Comments on a cultural reality between past and future.

This blog describes Metatime in the Posthuman experience, drawn from Sir Isaac Newton's secret work on the future end of times, a tract in which he described Histories of Things to Come. His hidden papers on the occult were auctioned to two private buyers in 1936 at Sotheby's, but were not available for public research until the 1990s.

Saturday, January 29, 2011

Reflections on the Revolving Door of Death 3: RIP Johnny Storm, Camelot Hero

Death of the Human Torch, in FF #587 released January 25, 2011. Fantastic Four vol. 3 #587.

I no longer read the Fantastic Four or Spider-Man regularly, but it looks like no one in the comic book industry is stepping back from the Revolving Door of Death any time soon. Both Marvel and DC have claimed they are shutting the door, that is, they will keep killing characters, but that resurrections of characters that have been killed off will stop. But death still sells, and money talks louder than integrity in story-telling. Editorial 'dead means dead' declarations are merely attempts to reinvest an overused trope with meaning. The whole point of using death as a narrative device is that it supposedly adds a tone of momentousness to a story. Yet with the recurrent use of the device, the emotional weight of death has diminished.  And no one seems to understand that when they kill off a hero, they kill the values he represents; they attack the ideals that his powers symbolize.

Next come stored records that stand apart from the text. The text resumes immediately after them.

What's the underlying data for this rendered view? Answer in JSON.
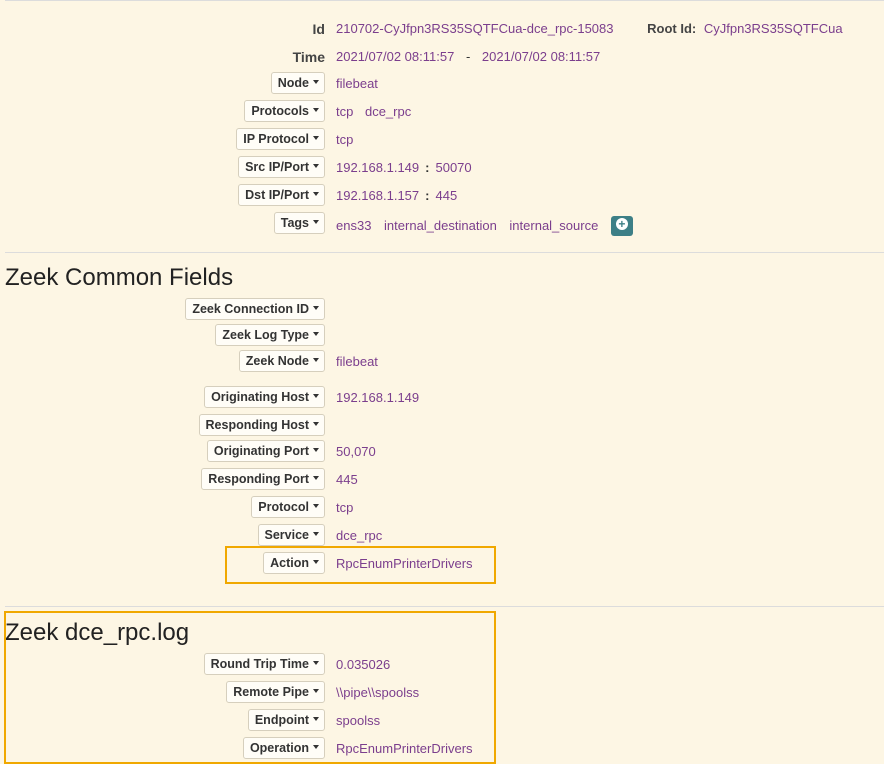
{
  "session": {
    "id_label": "Id",
    "id_value": "210702-CyJfpn3RS35SQTFCua-dce_rpc-15083",
    "root_id_label": "Root Id:",
    "root_id_value": "CyJfpn3RS35SQTFCua",
    "time_label": "Time",
    "time_start": "2021/07/02 08:11:57",
    "time_sep": "-",
    "time_end": "2021/07/02 08:11:57",
    "node_label": "Node",
    "node_value": "filebeat",
    "protocols_label": "Protocols",
    "protocols": [
      "tcp",
      "dce_rpc"
    ],
    "ip_protocol_label": "IP Protocol",
    "ip_protocol_value": "tcp",
    "src_label": "Src IP/Port",
    "src_ip": "192.168.1.149",
    "src_port": "50070",
    "dst_label": "Dst IP/Port",
    "dst_ip": "192.168.1.157",
    "dst_port": "445",
    "colon": ":",
    "tags_label": "Tags",
    "tags": [
      "ens33",
      "internal_destination",
      "internal_source"
    ]
  },
  "zeek_common": {
    "title": "Zeek Common Fields",
    "connection_id_label": "Zeek Connection ID",
    "log_type_label": "Zeek Log Type",
    "node_label": "Zeek Node",
    "node_value": "filebeat",
    "orig_host_label": "Originating Host",
    "orig_host_value": "192.168.1.149",
    "resp_host_label": "Responding Host",
    "orig_port_label": "Originating Port",
    "orig_port_value": "50,070",
    "resp_port_label": "Responding Port",
    "resp_port_value": "445",
    "protocol_label": "Protocol",
    "protocol_value": "tcp",
    "service_label": "Service",
    "service_value": "dce_rpc",
    "action_label": "Action",
    "action_value": "RpcEnumPrinterDrivers"
  },
  "zeek_dce_rpc": {
    "title": "Zeek dce_rpc.log",
    "rtt_label": "Round Trip Time",
    "rtt_value": "0.035026",
    "pipe_label": "Remote Pipe",
    "pipe_value": "\\\\pipe\\\\spoolss",
    "endpoint_label": "Endpoint",
    "endpoint_value": "spoolss",
    "operation_label": "Operation",
    "operation_value": "RpcEnumPrinterDrivers"
  },
  "colors": {
    "value_link": "#7b3e8d",
    "highlight": "#f0a800",
    "add_button": "#3d7f86",
    "background": "#fdf6e4"
  },
  "icons": {
    "dropdown": "caret-down-icon",
    "add_tag": "plus-circle-icon"
  }
}
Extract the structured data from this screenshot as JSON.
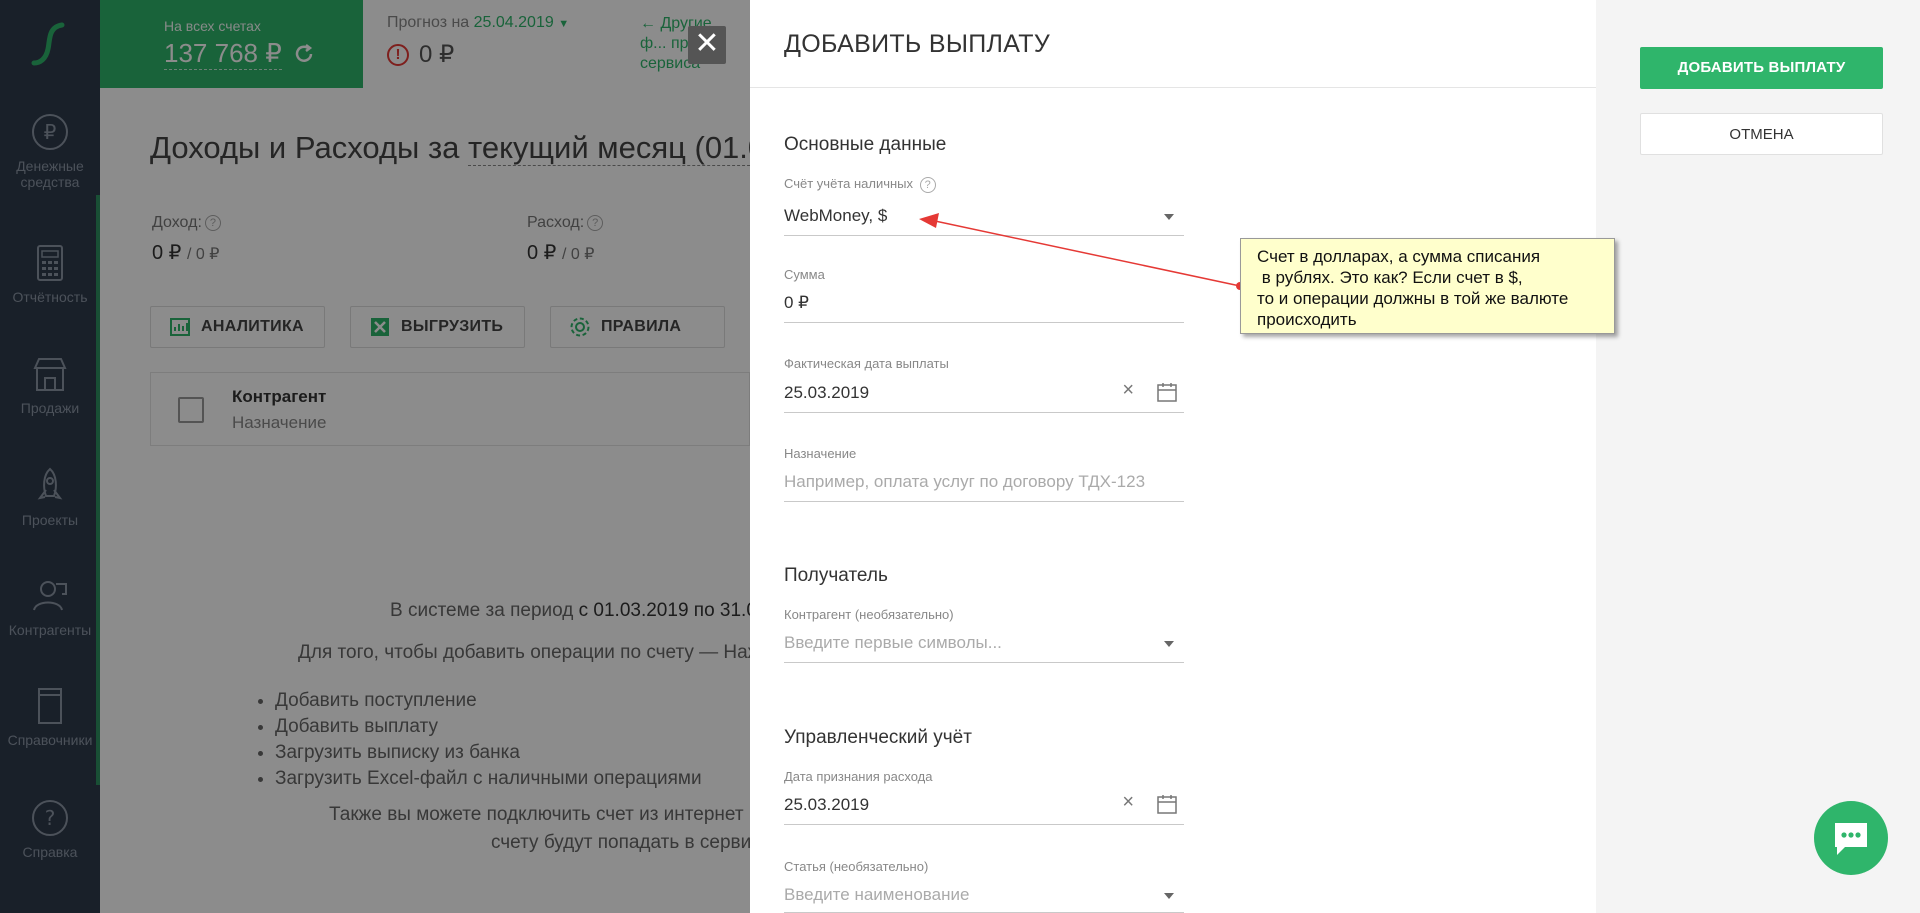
{
  "sidebar": {
    "items": [
      {
        "label": "Денежные средства",
        "icon": "ruble-icon"
      },
      {
        "label": "Отчётность",
        "icon": "calculator-icon"
      },
      {
        "label": "Продажи",
        "icon": "shop-icon"
      },
      {
        "label": "Проекты",
        "icon": "rocket-icon"
      },
      {
        "label": "Контрагенты",
        "icon": "people-icon"
      },
      {
        "label": "Справочники",
        "icon": "book-icon"
      },
      {
        "label": "Справка",
        "icon": "help-icon"
      }
    ]
  },
  "header": {
    "balance_label": "На всех счетах",
    "balance_value": "137 768 ₽",
    "forecast_label": "Прогноз на",
    "forecast_date": "25.04.2019",
    "forecast_value": "0 ₽",
    "other_link": "← Другие ф... пр... сервиса"
  },
  "main": {
    "title_prefix": "Доходы и Расходы за",
    "title_period": "текущий месяц (01.0",
    "income_label": "Доход:",
    "income_value": "0 ₽",
    "income_sub": "/ 0 ₽",
    "expense_label": "Расход:",
    "expense_value": "0 ₽",
    "expense_sub": "/ 0 ₽",
    "buttons": {
      "analytics": "АНАЛИТИКА",
      "export": "ВЫГРУЗИТЬ",
      "rules": "ПРАВИЛА"
    },
    "table_col1": "Контрагент",
    "table_col2": "Назначение",
    "empty_line1_prefix": "В системе за период",
    "empty_line1_bold": "с 01.03.2019 по 31.0",
    "empty_line2": "Для того, чтобы добавить операции по счету — Наж",
    "empty_list": [
      "Добавить поступление",
      "Добавить выплату",
      "Загрузить выписку из банка",
      "Загрузить Excel-файл с наличными операциями"
    ],
    "empty_line3": "Также вы можете подключить счет из интернет",
    "empty_line4": "счету будут попадать в серви"
  },
  "drawer": {
    "title": "ДОБАВИТЬ ВЫПЛАТУ",
    "section_main": "Основные данные",
    "account_label": "Счёт учёта наличных",
    "account_value": "WebMoney, $",
    "amount_label": "Сумма",
    "amount_value": "0 ₽",
    "date_label": "Фактическая дата выплаты",
    "date_value": "25.03.2019",
    "purpose_label": "Назначение",
    "purpose_placeholder": "Например, оплата услуг по договору ТДХ-123",
    "section_recipient": "Получатель",
    "counterparty_label": "Контрагент (необязательно)",
    "counterparty_placeholder": "Введите первые символы...",
    "section_mgmt": "Управленческий учёт",
    "recognition_label": "Дата признания расхода",
    "recognition_value": "25.03.2019",
    "article_label": "Статья (необязательно)",
    "article_placeholder": "Введите наименование"
  },
  "actions": {
    "add_button": "ДОБАВИТЬ ВЫПЛАТУ",
    "cancel_button": "ОТМЕНА"
  },
  "annotation": {
    "text": "Счет в долларах, а сумма списания\n в рублях. Это как? Если счет в $,\nто и операции должны в той же валюте\nпроисходить"
  },
  "colors": {
    "accent": "#2fb56b",
    "sidebar": "#2f3b4b",
    "note": "#ffffcc",
    "arrow": "#e53935"
  }
}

A death story like the one that appeared this week in Fantastic Four #587 sparks nostalgia over the dead character among those who have not followed that character for years. When I read the Fantastic Four decades ago, Johnny Storm was my favourite member of the FF. He's one of several young male heroes who debuted in the early-to-mid 1960s whose powers and behaviour were unconventional compared to the likes of Superman, Captain Marvel and Captain America. I've always had a soft spot for these characters from the late Silver Age: The Human Torch (1961), Spider-Man (1962), Cyclops and Iceman (1963), Ironman (1963), Daredevil (1964) and Beast Boy (The Changeling) (1965). They are all, in their own ways, fallible, yet they still have the gloss of confidence, a gutsy heroism.

In their origins, these are bridge characters, retaining some values from the preceding aftermath of World War II - but they anticipate the social upheavals of the late 1960s and 1970s. Thus, they reflect some of the moral absolutes of the war (arguably the source of their courage). But their brand of heroism equally incorporates the lingering ambiguities of the Korean War, as well as the rebellious attitudes of the Angry Young Men and the Beat Generation.